EPSRC logo

Details of Grant 

EPSRC Reference: EP/X01262X/1
Title: Distributed Acoustic Sensor System for Modelling Active Travel
Principal Investigator: Jaber, Dr M
Other Investigators:
Researcher Co-Investigators:
Project Partners:
Department: Sch of Electronic Eng & Computer Science
Organisation: Queen Mary University of London
Scheme: New Investigator Award
Starts: 01 June 2023 Ends: 31 May 2026 Value (£): 411,549
EPSRC Research Topic Classifications:
Instrumentation Eng. & Dev. Transport Ops & Management
EPSRC Industrial Sector Classifications:
Transport Systems and Vehicles
Related Grants:
Panel History:
Panel DatePanel NameOutcome
05 Oct 2022 Engineering Prioritisation Panel Meeting 5 and 6 October 2022 Announced
Summary on Grant Application Form
In a time where climate change is an imminent threat, Active Travel (AT) has become a priority in the United Kingdom (UK) and a pathway towards sustainable living. AT is defined as making a journey by physically active means, e.g., walking or cycling. In the UK, the transport sector is the highest contributor of emissions with 61% of this contribution caused by private cars and taxis. Replacing motored journeys with AT firstly promises to reduce these emissions. Moreover, AT is a form of exercise that has been shown to improve physical and mental health; hence, reduces the need of medical care and increases happiness and productivity. Interventions to promote AT include ensuring safety of commuters through cycle/pedestrian lanes, safe cycle parking, bike-sharing, cycling training, bike loan schemes, electrically assisted bikes, community/school initiatives, among others. The challenge that authorities face is the lack of insights on which type of intervention would be more effective in different areas. Indeed, the same scheme would result in different AT uptake since the latter depends on predominant trends and road infrastructure in each area. It follows that, in each area, some schemes are likely to be more effective than others.

There is a rising need to model changes in AT trends in relation to different interventions. State-of-the-art research for modelling AT trend mostly relies on video footage which is used to identify and predict the path of pedestrians. There are several drawbacks to such approaches. Firstly, video footage is negatively impacted from adverse weather conditions and lack of light. Secondly, it is cost-inhibitive to realise uninterrupted 360 degrees visibility using video cameras in a built environment. Thirdly, the video footage needs to be high resolution, hence contains private information about people. Such information challenges General Data Protection Regulation (GDPR) whilst is not required for modelling active mobility.

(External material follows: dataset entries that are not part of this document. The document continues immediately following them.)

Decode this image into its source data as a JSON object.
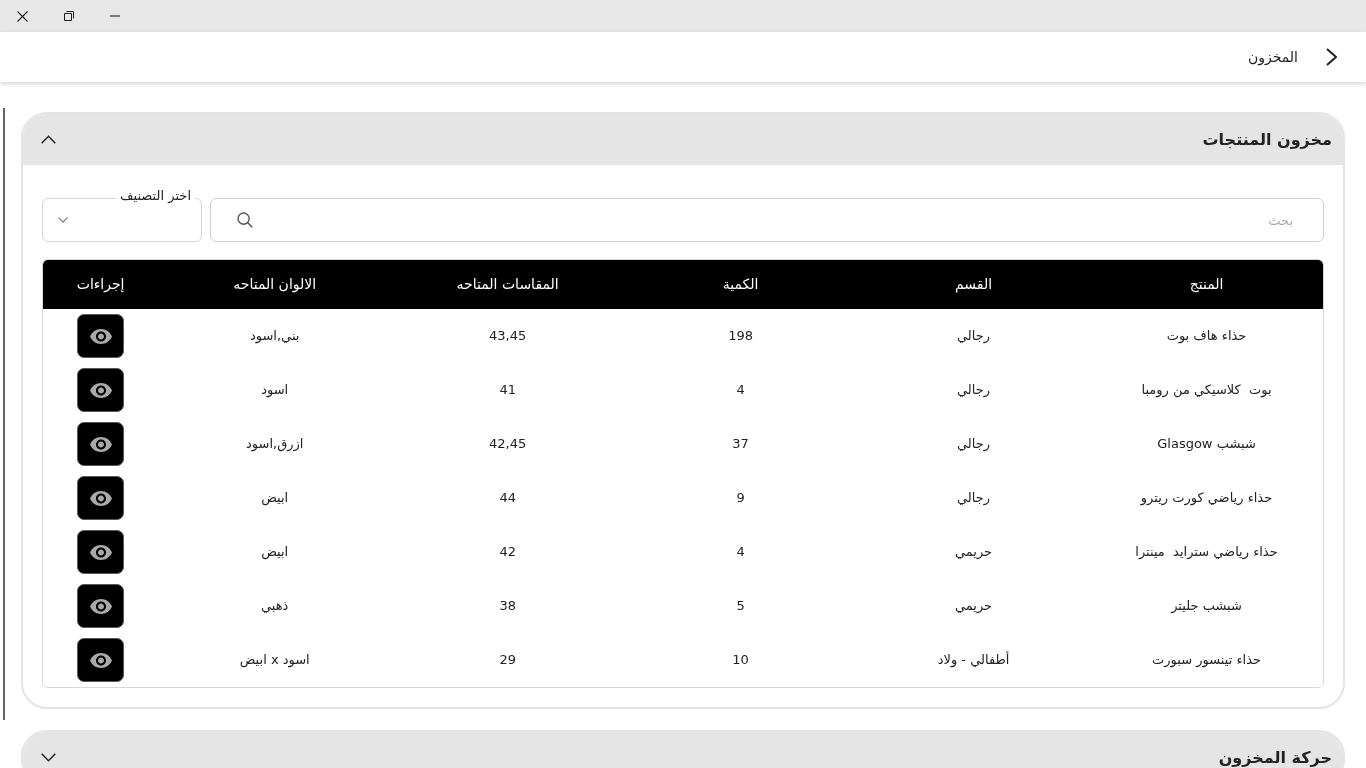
{
  "app_bar": {
    "title": "المخزون"
  },
  "sections": [
    {
      "title": "مخزون المنتجات",
      "expanded": true,
      "search": {
        "placeholder": "بحث"
      },
      "category_filter": {
        "label": "اختر التصنيف"
      },
      "table": {
        "columns": [
          "المنتج",
          "القسم",
          "الكمية",
          "المقاسات المتاحه",
          "الالوان المتاحه",
          "إجراءات"
        ],
        "rows": [
          [
            "حذاء هاف بوت",
            "رجالي",
            "198",
            "43,45",
            "بني,اسود"
          ],
          [
            "بوت  كلاسيكي من رومبا",
            "رجالي",
            "4",
            "41",
            "اسود"
          ],
          [
            "شبشب Glasgow",
            "رجالي",
            "37",
            "42,45",
            "ازرق,اسود"
          ],
          [
            "حذاء رياضي كورت ريترو",
            "رجالي",
            "9",
            "44",
            "ابيض"
          ],
          [
            "حذاء رياضي سترايد  مينترا",
            "حريمي",
            "4",
            "42",
            "ابيض"
          ],
          [
            "شبشب جليتر",
            "حريمي",
            "5",
            "38",
            "ذهبي"
          ],
          [
            "حذاء تينسور سبورت",
            "أطفالي - ولاد",
            "10",
            "29",
            "اسود x ابيض"
          ]
        ]
      }
    },
    {
      "title": "حركة المخزون",
      "expanded": false
    }
  ]
}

DASMATE aims to develop a new approach for modelling AT trends in an urban environment by leveraging the incipient advances in Distributed Acoustic Sensor (DAS) systems. DAS reuses underground fibre optic cables as distributed strain sensing where the strain is caused by moving objects above ground. Given that the sensors are underground, DAS is not affected by weather nor light. Fibre cables are often readily available and offer a continuous source for sensing along the length of the cable. Moreover, DAS systems offer a GDPR-compliant source of data that does not include private information such as face colour, gender, or clothing. DASMATE in centred on two aspects of AT modelling based on DAS analysis. The first consists of identifying the type of AT (walking, jogging, skateboarding, cycling, etc.) at any time of the day in a monitored area. The second is concerned with predicting the path of active travellers to inform on the possibility of collision with moving vehicles (which may be driver-less). This a pioneering project that aims to establish the first framework for processing DAS data to extract samples representing AT and build a machine learning pipeline to infer knowledge related to both aspects.

This project will be worked together with partners both from the industry and UK authorities such as Fotech and London Borough of Tower Hamlet. The principal investigator (PI) maintains a strong track record in signal processing with professional skills machine learning, and optimization. The industry partner Fotech is leading the smart city application of DAS and has been collaborating with PI for a year on DAS-based vehicle classification and occupancy detection. Moreover, a unique DAS dataset for AT modelling that will enable this project has been collected jointed through this collaboration. The London Borough of Tower Hamlet finds value in this project and has offered to trial the technology outcomes in the borough to measure the efficacy of planned AT schemes.

Key Findings
This information can now be found on Gateway to Research (GtR) http://gtr.rcuk.ac.uk
Potential use in non-academic contexts
This information can now be found on Gateway to Research (GtR) http://gtr.rcuk.ac.uk
Description This information can now be found on Gateway to Research (GtR) http://gtr.rcuk.ac.uk
Date Materialised
Sectors submitted by the Researcher
This information can now be found on Gateway to Research (GtR) http://gtr.rcuk.ac.uk
Project URL:  
Further Information:  
Organisation Website: